Problem to solve: Copy the listing out in full. Keep every word as it is.

↓

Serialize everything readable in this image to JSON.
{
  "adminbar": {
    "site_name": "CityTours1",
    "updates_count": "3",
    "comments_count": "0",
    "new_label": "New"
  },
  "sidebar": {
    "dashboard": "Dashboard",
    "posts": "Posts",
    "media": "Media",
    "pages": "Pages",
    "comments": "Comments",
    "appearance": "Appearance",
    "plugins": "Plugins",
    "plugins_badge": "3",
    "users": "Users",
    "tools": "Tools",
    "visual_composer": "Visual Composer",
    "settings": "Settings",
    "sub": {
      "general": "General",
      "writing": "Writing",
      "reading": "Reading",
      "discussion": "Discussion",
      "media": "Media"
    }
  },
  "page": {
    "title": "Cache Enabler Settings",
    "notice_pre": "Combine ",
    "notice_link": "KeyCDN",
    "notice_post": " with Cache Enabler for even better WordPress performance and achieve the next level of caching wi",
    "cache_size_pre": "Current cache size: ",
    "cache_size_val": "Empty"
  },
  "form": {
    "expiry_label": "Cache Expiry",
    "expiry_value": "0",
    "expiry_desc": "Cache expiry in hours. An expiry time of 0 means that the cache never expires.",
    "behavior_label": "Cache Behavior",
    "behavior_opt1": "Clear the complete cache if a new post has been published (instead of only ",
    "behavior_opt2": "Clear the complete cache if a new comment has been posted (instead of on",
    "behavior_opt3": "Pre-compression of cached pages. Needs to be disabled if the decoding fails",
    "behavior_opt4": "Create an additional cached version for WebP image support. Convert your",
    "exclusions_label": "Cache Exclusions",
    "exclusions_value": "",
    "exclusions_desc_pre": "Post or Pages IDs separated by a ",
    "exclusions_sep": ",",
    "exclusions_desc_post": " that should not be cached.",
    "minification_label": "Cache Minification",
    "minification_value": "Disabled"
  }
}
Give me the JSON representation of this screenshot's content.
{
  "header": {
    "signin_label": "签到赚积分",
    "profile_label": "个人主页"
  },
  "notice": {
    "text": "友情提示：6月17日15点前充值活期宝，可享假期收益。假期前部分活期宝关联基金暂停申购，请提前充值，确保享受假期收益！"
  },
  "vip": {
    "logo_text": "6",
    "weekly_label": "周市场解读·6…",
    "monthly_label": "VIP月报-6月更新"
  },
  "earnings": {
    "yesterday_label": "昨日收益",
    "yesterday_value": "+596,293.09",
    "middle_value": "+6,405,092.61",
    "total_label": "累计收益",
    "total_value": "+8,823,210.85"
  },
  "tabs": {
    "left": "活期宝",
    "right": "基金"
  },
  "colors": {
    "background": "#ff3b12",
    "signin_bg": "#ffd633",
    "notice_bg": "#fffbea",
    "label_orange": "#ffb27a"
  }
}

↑

Answer for the task:
Serialize everything readable in this image to JSON.
{
  "adminbar": {
    "site_name": "CityTours1",
    "updates_count": "3",
    "comments_count": "0",
    "new_label": "New"
  },
  "sidebar": {
    "dashboard": "Dashboard",
    "posts": "Posts",
    "media": "Media",
    "pages": "Pages",
    "comments": "Comments",
    "appearance": "Appearance",
    "plugins": "Plugins",
    "plugins_badge": "3",
    "users": "Users",
    "tools": "Tools",
    "visual_composer": "Visual Composer",
    "settings": "Settings",
    "sub": {
      "general": "General",
      "writing": "Writing",
      "reading": "Reading",
      "discussion": "Discussion",
      "media": "Media"
    }
  },
  "page": {
    "title": "Cache Enabler Settings",
    "notice_pre": "Combine ",
    "notice_link": "KeyCDN",
    "notice_post": " with Cache Enabler for even better WordPress performance and achieve the next level of caching wi",
    "cache_size_pre": "Current cache size: ",
    "cache_size_val": "Empty"
  },
  "form": {
    "expiry_label": "Cache Expiry",
    "expiry_value": "0",
    "expiry_desc": "Cache expiry in hours. An expiry time of 0 means that the cache never expires.",
    "behavior_label": "Cache Behavior",
    "behavior_opt1": "Clear the complete cache if a new post has been published (instead of only ",
    "behavior_opt2": "Clear the complete cache if a new comment has been posted (instead of on",
    "behavior_opt3": "Pre-compression of cached pages. Needs to be disabled if the decoding fails",
    "behavior_opt4": "Create an additional cached version for WebP image support. Convert your",
    "exclusions_label": "Cache Exclusions",
    "exclusions_value": "",
    "exclusions_desc_pre": "Post or Pages IDs separated by a ",
    "exclusions_sep": ",",
    "exclusions_desc_post": " that should not be cached.",
    "minification_label": "Cache Minification",
    "minification_value": "Disabled"
  }
}
Give me the JSON representation of this screenshot's content.
{
  "header": {
    "signin_label": "签到赚积分",
    "profile_label": "个人主页"
  },
  "notice": {
    "text": "友情提示：6月17日15点前充值活期宝，可享假期收益。假期前部分活期宝关联基金暂停申购，请提前充值，确保享受假期收益！"
  },
  "vip": {
    "logo_text": "6",
    "weekly_label": "周市场解读·6…",
    "monthly_label": "VIP月报-6月更新"
  },
  "earnings": {
    "yesterday_label": "昨日收益",
    "yesterday_value": "+596,293.09",
    "middle_value": "+6,405,092.61",
    "total_label": "累计收益",
    "total_value": "+8,823,210.85"
  },
  "tabs": {
    "left": "活期宝",
    "right": "基金"
  },
  "colors": {
    "background": "#ff3b12",
    "signin_bg": "#ffd633",
    "notice_bg": "#fffbea",
    "label_orange": "#ffb27a"
  }
}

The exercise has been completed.